[DATA TO PROCESS Boundary: Start]
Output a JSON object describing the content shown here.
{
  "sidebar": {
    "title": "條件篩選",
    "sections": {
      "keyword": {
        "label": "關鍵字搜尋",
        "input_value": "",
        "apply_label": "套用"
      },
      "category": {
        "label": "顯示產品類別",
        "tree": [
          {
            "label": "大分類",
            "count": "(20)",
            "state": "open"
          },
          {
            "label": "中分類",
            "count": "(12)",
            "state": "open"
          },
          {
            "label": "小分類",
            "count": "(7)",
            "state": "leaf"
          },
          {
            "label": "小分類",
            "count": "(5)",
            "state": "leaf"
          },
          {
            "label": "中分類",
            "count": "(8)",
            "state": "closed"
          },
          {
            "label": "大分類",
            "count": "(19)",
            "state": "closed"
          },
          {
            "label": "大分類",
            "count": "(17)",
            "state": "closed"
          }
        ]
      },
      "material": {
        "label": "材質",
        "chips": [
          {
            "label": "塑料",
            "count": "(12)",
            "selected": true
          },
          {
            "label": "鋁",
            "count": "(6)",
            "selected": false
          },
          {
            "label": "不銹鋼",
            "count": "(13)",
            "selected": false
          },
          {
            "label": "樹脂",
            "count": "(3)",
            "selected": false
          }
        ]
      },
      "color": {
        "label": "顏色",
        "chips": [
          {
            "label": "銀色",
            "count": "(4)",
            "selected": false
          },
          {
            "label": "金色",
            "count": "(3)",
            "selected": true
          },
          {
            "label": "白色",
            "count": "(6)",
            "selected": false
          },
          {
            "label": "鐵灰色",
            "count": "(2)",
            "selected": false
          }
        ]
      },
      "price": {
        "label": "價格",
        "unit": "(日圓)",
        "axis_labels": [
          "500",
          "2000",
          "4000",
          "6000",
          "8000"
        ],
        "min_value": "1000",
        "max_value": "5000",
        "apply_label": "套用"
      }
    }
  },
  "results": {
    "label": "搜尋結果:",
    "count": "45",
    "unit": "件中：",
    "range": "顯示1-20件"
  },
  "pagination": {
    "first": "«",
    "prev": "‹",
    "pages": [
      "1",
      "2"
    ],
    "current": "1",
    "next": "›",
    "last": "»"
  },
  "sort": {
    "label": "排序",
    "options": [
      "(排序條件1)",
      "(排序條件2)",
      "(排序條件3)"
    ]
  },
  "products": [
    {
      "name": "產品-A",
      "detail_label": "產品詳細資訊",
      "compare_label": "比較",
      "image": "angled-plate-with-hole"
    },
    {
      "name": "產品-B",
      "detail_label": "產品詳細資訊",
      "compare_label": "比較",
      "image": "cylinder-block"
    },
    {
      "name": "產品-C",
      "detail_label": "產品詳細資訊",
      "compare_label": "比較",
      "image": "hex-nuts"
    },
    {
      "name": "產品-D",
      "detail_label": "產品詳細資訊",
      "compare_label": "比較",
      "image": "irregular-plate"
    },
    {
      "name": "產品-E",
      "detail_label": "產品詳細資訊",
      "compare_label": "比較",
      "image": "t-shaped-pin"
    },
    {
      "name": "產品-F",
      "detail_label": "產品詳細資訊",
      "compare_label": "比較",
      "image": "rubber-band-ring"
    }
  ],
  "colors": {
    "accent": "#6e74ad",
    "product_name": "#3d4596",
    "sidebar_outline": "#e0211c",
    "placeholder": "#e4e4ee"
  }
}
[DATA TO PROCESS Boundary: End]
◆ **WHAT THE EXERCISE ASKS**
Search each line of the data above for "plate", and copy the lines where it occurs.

◆ **RESULT**
      "image": "angled-plate-with-hole"
      "image": "irregular-plate"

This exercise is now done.